In an effort to safeguard public health, health officials in the United States are strongly advocating for the administration of flu, COVID-19 and respiratory syncytial virus (RSV) vaccines this fall. This strategic approach aims to thwart the resurgence of respiratory illnesses, preventing a potential "tripledemic" similar to the previous winter. Insurance-covered individuals can access these vaccines free of charge.

Dr. Ofer Levy, an advisor to the Food and Drug Administration (FDA) and director of the precision vaccines program at Boston Children's Hospital, lauds the plethora of vaccination options available, referring to it as an "embarrassment of riches," New York Times reported.

Given the altered seasonal patterns caused by pandemic restrictions, the exact timing and severity of the coronavirus, flu and RSV resurgence remain uncertain. Last winter, the flu peaked earlier in December than usual, potentially resulting in a higher number of deaths, estimated at around 58,000. COVID-19 maintained a steady rate of infections and fatalities throughout the season, with its peak occurring in January.

While RSV may be less familiar to the general public, experts now recognize it as a significant threat, particularly affecting older adults, immunocompromised individuals and young children. Dr. Helen Chu, an immunologist and physician at the University of Washington, recognized the severity of RSV, which can cause illness comparable to the flu, especially among older adults.

Predicting the future patterns of respiratory viruses remains challenging. While scientists anticipate a return to pre-pandemic patterns eventually, Dr. Chu cautioned that the next two years may bring unpredictability, per the New York Times.

Health experts unanimously recommended receiving both the flu and COVID-19 vaccines this fall. While the flu vaccine is crucial for everyone aged six months and older, it holds particular importance for adults aged 65 and above, children under five and individuals with weakened immune systems.

Updated COVID-19 shots targeting the Omicron variant (XBB.1.5) are expected from Pfizer, Moderna, and Novavax. Full recommendations will be available following FDA authorization and CDC review.

Rather than focusing on boosters, federal health officials now promote the concept of a single annual immunization with the latest version of the COVID-19 vaccine.
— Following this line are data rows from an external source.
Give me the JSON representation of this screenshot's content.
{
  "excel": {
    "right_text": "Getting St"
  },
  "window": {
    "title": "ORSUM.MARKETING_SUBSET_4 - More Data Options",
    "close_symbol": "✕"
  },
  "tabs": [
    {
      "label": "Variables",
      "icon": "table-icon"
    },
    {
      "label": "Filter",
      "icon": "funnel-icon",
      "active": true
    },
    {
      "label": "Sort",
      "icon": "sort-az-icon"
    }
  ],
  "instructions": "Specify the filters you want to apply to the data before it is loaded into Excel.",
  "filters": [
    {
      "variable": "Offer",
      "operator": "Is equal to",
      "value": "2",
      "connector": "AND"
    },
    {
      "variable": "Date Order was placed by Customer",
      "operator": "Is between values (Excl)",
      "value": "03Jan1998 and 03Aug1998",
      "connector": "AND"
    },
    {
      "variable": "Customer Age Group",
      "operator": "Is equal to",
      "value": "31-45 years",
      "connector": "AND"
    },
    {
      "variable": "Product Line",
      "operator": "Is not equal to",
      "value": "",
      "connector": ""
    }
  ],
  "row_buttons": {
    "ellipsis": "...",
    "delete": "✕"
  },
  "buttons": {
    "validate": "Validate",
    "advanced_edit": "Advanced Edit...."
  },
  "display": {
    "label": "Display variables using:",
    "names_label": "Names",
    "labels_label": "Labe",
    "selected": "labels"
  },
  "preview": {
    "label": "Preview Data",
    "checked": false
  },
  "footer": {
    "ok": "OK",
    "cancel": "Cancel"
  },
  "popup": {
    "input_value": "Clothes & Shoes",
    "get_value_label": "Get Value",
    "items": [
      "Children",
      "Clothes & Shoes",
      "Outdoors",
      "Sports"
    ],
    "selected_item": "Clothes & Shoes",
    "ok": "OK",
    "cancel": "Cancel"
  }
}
They compared the vaccine to a seatbelt, stressing the importance of ongoing protection.

The new RSV vaccine is currently approved for Americans aged 60 and older, with the CDC recommending consultation with doctors for individuals in this age group.

Although risks increase with age, even those without pre-existing conditions can become severely ill from any of the three viruses. Therefore, it is advisable to get vaccinated early enough in the fall to build immunity against these pathogens.

To streamline the process, most Americans should consider receiving the flu and COVID-19 shots simultaneously. Older adults in poor health, such as those with heart or lung disease or on home oxygen, are encouraged to receive all three vaccines together, preferably before the season begins.

Additionally, individuals aged 50 and above who haven't received the shingles vaccine are advised to do so, while those aged 65 and older should schedule their pneumococcal vaccine separately.

While the flu and COVID-19 shots were administered together last year without issues, the interaction of the relatively new RSV vaccine with the other two requires further investigation. The Department of Health and Human Services assured the public that vaccine safety is closely monitored by the FDA and CDC in a statement to the New York Times.